* Task instructions
You are to retype all of the data exactly as it appears.

(Items from an interface collection)

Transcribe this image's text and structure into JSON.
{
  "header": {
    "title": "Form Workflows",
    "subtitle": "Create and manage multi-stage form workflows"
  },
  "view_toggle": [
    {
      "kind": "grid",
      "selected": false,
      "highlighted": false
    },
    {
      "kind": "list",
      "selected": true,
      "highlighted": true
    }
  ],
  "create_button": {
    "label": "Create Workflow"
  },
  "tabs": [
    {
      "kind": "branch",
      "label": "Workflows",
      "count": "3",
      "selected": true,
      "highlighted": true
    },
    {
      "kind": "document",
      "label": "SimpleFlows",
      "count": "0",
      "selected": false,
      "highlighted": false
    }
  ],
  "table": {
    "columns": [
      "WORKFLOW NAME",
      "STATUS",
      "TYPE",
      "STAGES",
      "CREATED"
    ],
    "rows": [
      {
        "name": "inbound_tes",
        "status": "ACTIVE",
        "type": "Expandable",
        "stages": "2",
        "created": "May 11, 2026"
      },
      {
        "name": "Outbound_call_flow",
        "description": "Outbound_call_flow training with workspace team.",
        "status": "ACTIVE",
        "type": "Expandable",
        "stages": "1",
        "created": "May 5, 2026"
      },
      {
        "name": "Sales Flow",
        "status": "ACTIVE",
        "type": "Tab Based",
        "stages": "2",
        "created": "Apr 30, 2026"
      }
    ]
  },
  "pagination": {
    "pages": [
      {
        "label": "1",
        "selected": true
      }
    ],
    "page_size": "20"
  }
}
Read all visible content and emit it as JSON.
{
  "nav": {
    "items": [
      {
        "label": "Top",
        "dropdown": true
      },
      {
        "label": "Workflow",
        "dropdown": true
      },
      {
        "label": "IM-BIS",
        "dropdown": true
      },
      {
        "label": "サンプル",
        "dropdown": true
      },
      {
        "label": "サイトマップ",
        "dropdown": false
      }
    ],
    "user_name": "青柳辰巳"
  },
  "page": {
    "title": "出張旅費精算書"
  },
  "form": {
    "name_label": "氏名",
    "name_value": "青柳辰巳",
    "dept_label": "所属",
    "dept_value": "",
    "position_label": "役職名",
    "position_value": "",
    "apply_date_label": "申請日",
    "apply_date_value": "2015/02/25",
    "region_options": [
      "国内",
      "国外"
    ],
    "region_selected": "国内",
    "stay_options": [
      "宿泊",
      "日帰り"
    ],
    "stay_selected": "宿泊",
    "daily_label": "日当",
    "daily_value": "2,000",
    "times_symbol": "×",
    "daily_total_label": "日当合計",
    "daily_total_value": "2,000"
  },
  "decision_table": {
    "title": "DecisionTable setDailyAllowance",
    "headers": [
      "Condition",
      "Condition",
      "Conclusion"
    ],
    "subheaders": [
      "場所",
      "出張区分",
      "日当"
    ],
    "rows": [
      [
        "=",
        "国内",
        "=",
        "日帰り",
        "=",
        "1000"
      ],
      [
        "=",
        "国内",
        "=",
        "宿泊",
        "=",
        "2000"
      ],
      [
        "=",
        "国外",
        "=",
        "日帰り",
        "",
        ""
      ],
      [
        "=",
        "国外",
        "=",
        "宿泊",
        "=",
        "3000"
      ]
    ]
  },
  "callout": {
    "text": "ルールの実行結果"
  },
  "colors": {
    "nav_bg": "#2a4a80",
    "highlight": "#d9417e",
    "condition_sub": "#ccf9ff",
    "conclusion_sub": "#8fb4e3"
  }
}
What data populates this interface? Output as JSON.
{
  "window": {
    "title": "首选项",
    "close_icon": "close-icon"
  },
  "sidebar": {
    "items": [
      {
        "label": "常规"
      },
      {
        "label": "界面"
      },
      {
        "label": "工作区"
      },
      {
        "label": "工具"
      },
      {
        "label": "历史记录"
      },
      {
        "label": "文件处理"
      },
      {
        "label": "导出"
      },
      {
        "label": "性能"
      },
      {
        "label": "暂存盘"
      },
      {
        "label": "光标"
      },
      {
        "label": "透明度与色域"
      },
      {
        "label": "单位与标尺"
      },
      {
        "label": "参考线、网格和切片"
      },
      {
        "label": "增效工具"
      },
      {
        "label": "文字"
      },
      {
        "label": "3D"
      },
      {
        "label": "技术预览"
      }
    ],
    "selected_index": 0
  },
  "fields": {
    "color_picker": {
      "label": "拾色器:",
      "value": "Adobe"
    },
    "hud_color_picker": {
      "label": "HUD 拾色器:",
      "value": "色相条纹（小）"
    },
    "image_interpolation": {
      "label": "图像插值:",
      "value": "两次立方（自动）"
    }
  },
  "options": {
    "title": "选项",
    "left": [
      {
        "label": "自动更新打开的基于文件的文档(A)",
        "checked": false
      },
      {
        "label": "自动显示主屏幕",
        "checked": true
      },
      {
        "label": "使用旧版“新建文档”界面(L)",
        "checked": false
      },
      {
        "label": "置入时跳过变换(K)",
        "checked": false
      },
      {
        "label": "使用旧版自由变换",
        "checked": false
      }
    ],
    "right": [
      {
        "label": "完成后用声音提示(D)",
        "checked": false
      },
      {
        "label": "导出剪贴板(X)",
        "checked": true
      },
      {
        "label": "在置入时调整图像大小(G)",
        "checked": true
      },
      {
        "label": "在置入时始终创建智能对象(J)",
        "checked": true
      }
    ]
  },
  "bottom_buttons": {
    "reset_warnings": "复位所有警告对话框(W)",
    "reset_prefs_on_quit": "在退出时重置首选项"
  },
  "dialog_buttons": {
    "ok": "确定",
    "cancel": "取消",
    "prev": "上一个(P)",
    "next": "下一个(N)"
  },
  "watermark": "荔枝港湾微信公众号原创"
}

* Exercise output
Transcribe this image's text and structure into JSON.
{
  "header": {
    "title": "Form Workflows",
    "subtitle": "Create and manage multi-stage form workflows"
  },
  "view_toggle": [
    {
      "kind": "grid",
      "selected": false,
      "highlighted": false
    },
    {
      "kind": "list",
      "selected": true,
      "highlighted": true
    }
  ],
  "create_button": {
    "label": "Create Workflow"
  },
  "tabs": [
    {
      "kind": "branch",
      "label": "Workflows",
      "count": "3",
      "selected": true,
      "highlighted": true
    },
    {
      "kind": "document",
      "label": "SimpleFlows",
      "count": "0",
      "selected": false,
      "highlighted": false
    }
  ],
  "table": {
    "columns": [
      "WORKFLOW NAME",
      "STATUS",
      "TYPE",
      "STAGES",
      "CREATED"
    ],
    "rows": [
      {
        "name": "inbound_tes",
        "status": "ACTIVE",
        "type": "Expandable",
        "stages": "2",
        "created": "May 11, 2026"
      },
      {
        "name": "Outbound_call_flow",
        "description": "Outbound_call_flow training with workspace team.",
        "status": "ACTIVE",
        "type": "Expandable",
        "stages": "1",
        "created": "May 5, 2026"
      },
      {
        "name": "Sales Flow",
        "status": "ACTIVE",
        "type": "Tab Based",
        "stages": "2",
        "created": "Apr 30, 2026"
      }
    ]
  },
  "pagination": {
    "pages": [
      {
        "label": "1",
        "selected": true
      }
    ],
    "page_size": "20"
  }
}
Read all visible content and emit it as JSON.
{
  "nav": {
    "items": [
      {
        "label": "Top",
        "dropdown": true
      },
      {
        "label": "Workflow",
        "dropdown": true
      },
      {
        "label": "IM-BIS",
        "dropdown": true
      },
      {
        "label": "サンプル",
        "dropdown": true
      },
      {
        "label": "サイトマップ",
        "dropdown": false
      }
    ],
    "user_name": "青柳辰巳"
  },
  "page": {
    "title": "出張旅費精算書"
  },
  "form": {
    "name_label": "氏名",
    "name_value": "青柳辰巳",
    "dept_label": "所属",
    "dept_value": "",
    "position_label": "役職名",
    "position_value": "",
    "apply_date_label": "申請日",
    "apply_date_value": "2015/02/25",
    "region_options": [
      "国内",
      "国外"
    ],
    "region_selected": "国内",
    "stay_options": [
      "宿泊",
      "日帰り"
    ],
    "stay_selected": "宿泊",
    "daily_label": "日当",
    "daily_value": "2,000",
    "times_symbol": "×",
    "daily_total_label": "日当合計",
    "daily_total_value": "2,000"
  },
  "decision_table": {
    "title": "DecisionTable setDailyAllowance",
    "headers": [
      "Condition",
      "Condition",
      "Conclusion"
    ],
    "subheaders": [
      "場所",
      "出張区分",
      "日当"
    ],
    "rows": [
      [
        "=",
        "国内",
        "=",
        "日帰り",
        "=",
        "1000"
      ],
      [
        "=",
        "国内",
        "=",
        "宿泊",
        "=",
        "2000"
      ],
      [
        "=",
        "国外",
        "=",
        "日帰り",
        "",
        ""
      ],
      [
        "=",
        "国外",
        "=",
        "宿泊",
        "=",
        "3000"
      ]
    ]
  },
  "callout": {
    "text": "ルールの実行結果"
  },
  "colors": {
    "nav_bg": "#2a4a80",
    "highlight": "#d9417e",
    "condition_sub": "#ccf9ff",
    "conclusion_sub": "#8fb4e3"
  }
}
What data populates this interface? Output as JSON.
{
  "window": {
    "title": "首选项",
    "close_icon": "close-icon"
  },
  "sidebar": {
    "items": [
      {
        "label": "常规"
      },
      {
        "label": "界面"
      },
      {
        "label": "工作区"
      },
      {
        "label": "工具"
      },
      {
        "label": "历史记录"
      },
      {
        "label": "文件处理"
      },
      {
        "label": "导出"
      },
      {
        "label": "性能"
      },
      {
        "label": "暂存盘"
      },
      {
        "label": "光标"
      },
      {
        "label": "透明度与色域"
      },
      {
        "label": "单位与标尺"
      },
      {
        "label": "参考线、网格和切片"
      },
      {
        "label": "增效工具"
      },
      {
        "label": "文字"
      },
      {
        "label": "3D"
      },
      {
        "label": "技术预览"
      }
    ],
    "selected_index": 0
  },
  "fields": {
    "color_picker": {
      "label": "拾色器:",
      "value": "Adobe"
    },
    "hud_color_picker": {
      "label": "HUD 拾色器:",
      "value": "色相条纹（小）"
    },
    "image_interpolation": {
      "label": "图像插值:",
      "value": "两次立方（自动）"
    }
  },
  "options": {
    "title": "选项",
    "left": [
      {
        "label": "自动更新打开的基于文件的文档(A)",
        "checked": false
      },
      {
        "label": "自动显示主屏幕",
        "checked": true
      },
      {
        "label": "使用旧版“新建文档”界面(L)",
        "checked": false
      },
      {
        "label": "置入时跳过变换(K)",
        "checked": false
      },
      {
        "label": "使用旧版自由变换",
        "checked": false
      }
    ],
    "right": [
      {
        "label": "完成后用声音提示(D)",
        "checked": false
      },
      {
        "label": "导出剪贴板(X)",
        "checked": true
      },
      {
        "label": "在置入时调整图像大小(G)",
        "checked": true
      },
      {
        "label": "在置入时始终创建智能对象(J)",
        "checked": true
      }
    ]
  },
  "bottom_buttons": {
    "reset_warnings": "复位所有警告对话框(W)",
    "reset_prefs_on_quit": "在退出时重置首选项"
  },
  "dialog_buttons": {
    "ok": "确定",
    "cancel": "取消",
    "prev": "上一个(P)",
    "next": "下一个(N)"
  },
  "watermark": "荔枝港湾微信公众号原创"
}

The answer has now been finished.